**TASK PROMPT:**
The required result is the number of lines below that hold the word "active", stated without anything else.

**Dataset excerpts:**

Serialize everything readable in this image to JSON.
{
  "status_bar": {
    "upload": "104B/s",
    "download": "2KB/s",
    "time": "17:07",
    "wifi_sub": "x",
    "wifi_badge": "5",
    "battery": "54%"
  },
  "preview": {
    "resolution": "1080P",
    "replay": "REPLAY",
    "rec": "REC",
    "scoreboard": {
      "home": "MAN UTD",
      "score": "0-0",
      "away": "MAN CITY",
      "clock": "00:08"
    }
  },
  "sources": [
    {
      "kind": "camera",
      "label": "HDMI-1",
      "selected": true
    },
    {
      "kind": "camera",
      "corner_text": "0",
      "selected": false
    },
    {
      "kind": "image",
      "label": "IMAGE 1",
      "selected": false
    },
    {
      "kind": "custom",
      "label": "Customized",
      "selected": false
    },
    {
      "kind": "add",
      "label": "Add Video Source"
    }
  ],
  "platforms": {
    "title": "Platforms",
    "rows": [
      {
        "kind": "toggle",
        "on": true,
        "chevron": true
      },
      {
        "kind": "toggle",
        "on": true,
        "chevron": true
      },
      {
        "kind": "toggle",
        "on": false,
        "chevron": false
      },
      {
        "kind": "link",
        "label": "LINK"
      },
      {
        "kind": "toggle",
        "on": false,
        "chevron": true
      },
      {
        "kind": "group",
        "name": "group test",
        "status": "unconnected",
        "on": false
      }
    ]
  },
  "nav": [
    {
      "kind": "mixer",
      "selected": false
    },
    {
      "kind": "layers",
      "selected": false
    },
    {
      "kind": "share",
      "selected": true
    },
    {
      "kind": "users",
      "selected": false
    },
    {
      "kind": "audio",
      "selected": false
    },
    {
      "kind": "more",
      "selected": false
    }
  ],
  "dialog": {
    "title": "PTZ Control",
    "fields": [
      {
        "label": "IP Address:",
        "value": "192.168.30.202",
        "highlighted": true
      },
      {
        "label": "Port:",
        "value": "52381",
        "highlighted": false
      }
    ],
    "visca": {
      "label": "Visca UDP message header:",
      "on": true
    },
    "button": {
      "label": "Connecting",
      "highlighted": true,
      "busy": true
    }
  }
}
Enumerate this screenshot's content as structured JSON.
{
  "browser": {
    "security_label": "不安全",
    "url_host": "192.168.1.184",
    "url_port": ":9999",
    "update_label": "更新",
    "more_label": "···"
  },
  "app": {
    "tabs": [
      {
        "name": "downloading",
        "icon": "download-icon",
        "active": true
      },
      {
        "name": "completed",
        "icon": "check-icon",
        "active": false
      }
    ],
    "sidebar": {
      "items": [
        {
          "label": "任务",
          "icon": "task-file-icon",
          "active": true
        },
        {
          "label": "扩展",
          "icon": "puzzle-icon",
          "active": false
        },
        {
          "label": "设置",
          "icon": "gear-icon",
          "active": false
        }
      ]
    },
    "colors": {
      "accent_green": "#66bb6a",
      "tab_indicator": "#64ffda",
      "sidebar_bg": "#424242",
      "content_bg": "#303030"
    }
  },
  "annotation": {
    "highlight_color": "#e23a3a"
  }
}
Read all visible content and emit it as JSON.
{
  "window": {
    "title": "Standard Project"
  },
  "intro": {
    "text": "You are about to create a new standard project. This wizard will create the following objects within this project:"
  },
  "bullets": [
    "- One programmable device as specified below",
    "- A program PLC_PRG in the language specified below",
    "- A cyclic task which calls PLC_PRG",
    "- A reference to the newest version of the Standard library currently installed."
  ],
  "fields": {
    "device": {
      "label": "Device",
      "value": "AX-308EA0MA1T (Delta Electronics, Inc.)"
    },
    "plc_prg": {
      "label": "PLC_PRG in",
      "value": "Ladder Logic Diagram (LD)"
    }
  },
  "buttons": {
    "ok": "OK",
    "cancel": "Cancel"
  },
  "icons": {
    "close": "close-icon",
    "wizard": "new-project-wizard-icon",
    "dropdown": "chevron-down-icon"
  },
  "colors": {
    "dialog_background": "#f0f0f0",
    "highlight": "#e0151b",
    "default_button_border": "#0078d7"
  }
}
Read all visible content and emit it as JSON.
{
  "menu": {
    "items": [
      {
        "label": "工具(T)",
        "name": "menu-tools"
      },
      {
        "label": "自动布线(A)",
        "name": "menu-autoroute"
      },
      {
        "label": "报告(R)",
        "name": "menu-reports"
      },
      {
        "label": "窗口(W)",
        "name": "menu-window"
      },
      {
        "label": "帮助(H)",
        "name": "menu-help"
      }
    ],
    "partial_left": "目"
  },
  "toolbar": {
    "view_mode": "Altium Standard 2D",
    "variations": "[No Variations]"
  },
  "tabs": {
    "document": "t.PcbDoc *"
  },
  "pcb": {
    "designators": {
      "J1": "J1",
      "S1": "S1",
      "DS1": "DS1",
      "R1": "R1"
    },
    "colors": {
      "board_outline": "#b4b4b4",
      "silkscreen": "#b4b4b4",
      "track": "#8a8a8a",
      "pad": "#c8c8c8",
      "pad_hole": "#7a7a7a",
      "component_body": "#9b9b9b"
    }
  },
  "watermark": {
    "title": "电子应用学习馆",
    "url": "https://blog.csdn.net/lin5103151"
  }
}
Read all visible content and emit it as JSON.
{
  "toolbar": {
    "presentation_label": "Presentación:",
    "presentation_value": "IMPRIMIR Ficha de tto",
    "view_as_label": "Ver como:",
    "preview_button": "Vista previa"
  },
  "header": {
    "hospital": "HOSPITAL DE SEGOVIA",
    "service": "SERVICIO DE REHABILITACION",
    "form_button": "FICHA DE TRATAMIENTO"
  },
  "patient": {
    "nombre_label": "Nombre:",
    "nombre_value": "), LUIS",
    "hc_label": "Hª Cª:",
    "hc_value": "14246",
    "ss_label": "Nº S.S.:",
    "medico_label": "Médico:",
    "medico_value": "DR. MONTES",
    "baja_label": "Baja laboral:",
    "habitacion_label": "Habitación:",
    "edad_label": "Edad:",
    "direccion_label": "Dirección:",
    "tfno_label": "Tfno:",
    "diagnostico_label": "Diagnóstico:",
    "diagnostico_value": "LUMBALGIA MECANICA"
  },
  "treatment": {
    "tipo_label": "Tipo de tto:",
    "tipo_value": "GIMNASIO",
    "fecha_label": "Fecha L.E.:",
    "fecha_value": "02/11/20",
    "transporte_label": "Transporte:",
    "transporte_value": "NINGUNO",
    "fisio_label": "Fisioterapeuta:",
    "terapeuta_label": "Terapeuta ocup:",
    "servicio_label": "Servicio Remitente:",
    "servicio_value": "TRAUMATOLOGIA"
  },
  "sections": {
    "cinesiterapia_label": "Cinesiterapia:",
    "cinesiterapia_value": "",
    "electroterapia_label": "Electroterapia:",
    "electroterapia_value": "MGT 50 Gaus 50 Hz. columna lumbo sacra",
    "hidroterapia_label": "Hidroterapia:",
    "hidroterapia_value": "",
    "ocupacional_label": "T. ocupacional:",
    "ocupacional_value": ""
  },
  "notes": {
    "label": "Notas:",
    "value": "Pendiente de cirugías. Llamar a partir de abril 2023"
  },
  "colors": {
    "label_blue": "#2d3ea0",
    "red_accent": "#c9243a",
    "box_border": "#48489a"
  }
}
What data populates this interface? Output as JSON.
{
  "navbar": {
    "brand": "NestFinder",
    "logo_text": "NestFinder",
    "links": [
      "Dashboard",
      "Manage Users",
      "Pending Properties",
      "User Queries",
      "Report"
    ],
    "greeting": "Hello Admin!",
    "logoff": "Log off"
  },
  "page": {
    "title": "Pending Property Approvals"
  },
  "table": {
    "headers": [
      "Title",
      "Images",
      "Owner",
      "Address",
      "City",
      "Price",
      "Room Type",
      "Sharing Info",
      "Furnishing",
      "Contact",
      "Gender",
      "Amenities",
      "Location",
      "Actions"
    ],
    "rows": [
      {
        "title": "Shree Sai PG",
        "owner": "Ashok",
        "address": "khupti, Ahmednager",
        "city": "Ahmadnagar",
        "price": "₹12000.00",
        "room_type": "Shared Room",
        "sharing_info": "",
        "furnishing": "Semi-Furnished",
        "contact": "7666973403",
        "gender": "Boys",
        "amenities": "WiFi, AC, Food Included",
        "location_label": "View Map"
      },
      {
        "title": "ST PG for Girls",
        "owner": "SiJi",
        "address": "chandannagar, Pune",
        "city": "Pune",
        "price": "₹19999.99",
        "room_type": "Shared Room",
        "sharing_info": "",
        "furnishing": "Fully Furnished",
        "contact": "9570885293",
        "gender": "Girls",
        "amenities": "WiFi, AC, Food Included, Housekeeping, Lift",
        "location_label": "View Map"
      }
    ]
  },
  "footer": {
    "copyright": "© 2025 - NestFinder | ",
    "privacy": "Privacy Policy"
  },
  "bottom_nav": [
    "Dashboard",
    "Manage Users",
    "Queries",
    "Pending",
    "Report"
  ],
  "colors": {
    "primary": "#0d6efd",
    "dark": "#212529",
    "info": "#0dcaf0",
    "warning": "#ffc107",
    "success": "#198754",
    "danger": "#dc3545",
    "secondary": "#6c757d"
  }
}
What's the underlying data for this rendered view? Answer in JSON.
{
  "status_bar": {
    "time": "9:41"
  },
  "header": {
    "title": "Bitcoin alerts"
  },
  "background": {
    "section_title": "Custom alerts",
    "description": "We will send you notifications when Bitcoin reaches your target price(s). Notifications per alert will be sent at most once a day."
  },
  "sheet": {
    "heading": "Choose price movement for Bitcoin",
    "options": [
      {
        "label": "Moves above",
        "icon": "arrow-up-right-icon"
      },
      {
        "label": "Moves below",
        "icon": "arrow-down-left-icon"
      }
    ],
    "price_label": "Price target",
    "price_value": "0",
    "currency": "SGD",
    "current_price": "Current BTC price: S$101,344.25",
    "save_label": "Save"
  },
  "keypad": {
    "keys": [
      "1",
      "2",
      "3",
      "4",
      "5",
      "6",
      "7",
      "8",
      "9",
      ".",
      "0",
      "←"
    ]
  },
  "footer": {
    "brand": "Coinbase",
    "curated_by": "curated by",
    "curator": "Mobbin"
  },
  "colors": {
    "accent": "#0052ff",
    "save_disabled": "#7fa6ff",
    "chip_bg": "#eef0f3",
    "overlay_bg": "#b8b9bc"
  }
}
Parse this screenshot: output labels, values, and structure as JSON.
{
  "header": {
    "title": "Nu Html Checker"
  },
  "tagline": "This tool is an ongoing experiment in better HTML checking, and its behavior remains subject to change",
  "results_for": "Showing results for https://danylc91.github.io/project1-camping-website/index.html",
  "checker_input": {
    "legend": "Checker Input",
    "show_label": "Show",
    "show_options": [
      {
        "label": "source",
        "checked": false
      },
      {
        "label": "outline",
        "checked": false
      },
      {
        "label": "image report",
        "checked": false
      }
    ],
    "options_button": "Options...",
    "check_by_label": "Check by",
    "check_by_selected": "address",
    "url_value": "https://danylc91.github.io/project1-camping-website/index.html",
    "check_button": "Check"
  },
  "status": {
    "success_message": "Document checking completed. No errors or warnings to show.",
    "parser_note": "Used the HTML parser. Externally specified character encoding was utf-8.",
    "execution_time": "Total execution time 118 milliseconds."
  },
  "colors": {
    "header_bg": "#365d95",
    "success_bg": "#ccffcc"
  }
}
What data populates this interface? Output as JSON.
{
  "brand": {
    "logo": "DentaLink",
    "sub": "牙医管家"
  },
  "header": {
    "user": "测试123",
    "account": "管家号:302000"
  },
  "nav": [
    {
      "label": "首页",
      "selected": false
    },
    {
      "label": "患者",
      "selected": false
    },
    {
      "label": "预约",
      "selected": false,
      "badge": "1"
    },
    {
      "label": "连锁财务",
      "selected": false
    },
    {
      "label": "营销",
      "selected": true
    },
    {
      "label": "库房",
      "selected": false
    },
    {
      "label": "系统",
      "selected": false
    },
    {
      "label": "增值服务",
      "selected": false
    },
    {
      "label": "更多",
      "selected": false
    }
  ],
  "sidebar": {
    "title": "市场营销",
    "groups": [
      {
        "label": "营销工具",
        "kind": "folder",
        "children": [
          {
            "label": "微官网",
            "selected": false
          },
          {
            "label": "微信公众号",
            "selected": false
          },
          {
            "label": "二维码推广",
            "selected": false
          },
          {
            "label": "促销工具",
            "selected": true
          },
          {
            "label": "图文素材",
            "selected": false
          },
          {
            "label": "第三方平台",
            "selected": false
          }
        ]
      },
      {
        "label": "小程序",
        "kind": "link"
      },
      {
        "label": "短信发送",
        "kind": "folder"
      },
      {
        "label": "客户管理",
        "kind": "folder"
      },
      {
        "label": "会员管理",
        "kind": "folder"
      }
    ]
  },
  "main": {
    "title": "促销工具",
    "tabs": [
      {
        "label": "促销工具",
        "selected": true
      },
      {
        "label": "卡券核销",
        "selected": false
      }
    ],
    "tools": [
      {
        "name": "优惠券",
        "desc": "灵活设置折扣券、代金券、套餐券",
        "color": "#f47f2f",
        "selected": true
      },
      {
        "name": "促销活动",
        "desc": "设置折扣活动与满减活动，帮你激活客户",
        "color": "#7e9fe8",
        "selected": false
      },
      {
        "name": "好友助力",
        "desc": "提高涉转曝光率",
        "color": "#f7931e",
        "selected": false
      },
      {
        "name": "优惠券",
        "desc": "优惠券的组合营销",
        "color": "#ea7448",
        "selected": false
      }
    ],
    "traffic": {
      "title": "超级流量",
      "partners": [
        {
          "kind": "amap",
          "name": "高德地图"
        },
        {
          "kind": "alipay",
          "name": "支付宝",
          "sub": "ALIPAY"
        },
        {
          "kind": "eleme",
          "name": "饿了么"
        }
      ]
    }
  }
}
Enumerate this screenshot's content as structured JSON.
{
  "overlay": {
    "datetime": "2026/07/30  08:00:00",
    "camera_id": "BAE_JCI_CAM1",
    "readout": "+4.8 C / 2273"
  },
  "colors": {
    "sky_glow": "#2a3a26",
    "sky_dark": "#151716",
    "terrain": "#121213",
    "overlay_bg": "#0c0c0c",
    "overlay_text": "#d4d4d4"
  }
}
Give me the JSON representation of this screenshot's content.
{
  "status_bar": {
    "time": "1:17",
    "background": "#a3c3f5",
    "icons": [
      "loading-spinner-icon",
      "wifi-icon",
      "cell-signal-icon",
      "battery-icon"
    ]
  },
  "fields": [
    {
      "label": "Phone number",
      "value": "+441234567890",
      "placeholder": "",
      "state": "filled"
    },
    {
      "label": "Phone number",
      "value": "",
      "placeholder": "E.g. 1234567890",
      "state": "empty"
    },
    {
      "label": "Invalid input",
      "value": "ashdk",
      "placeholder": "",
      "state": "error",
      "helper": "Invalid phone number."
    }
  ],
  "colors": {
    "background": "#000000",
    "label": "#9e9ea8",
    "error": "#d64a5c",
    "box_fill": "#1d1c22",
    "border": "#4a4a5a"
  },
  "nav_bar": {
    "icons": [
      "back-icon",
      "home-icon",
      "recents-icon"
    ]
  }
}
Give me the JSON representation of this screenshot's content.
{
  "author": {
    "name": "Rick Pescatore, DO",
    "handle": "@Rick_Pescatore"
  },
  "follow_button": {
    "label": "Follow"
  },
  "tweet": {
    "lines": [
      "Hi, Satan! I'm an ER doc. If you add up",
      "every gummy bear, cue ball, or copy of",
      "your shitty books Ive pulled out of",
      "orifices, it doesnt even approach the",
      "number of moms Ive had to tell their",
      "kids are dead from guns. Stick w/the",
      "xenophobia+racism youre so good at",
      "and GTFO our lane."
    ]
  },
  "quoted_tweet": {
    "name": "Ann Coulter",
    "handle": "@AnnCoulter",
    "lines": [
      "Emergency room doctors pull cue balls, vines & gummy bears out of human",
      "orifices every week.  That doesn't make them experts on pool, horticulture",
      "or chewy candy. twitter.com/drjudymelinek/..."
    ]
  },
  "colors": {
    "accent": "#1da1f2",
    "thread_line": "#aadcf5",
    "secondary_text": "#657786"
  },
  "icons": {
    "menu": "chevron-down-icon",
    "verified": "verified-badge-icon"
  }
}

**RESULT OF THIS TASK:**
5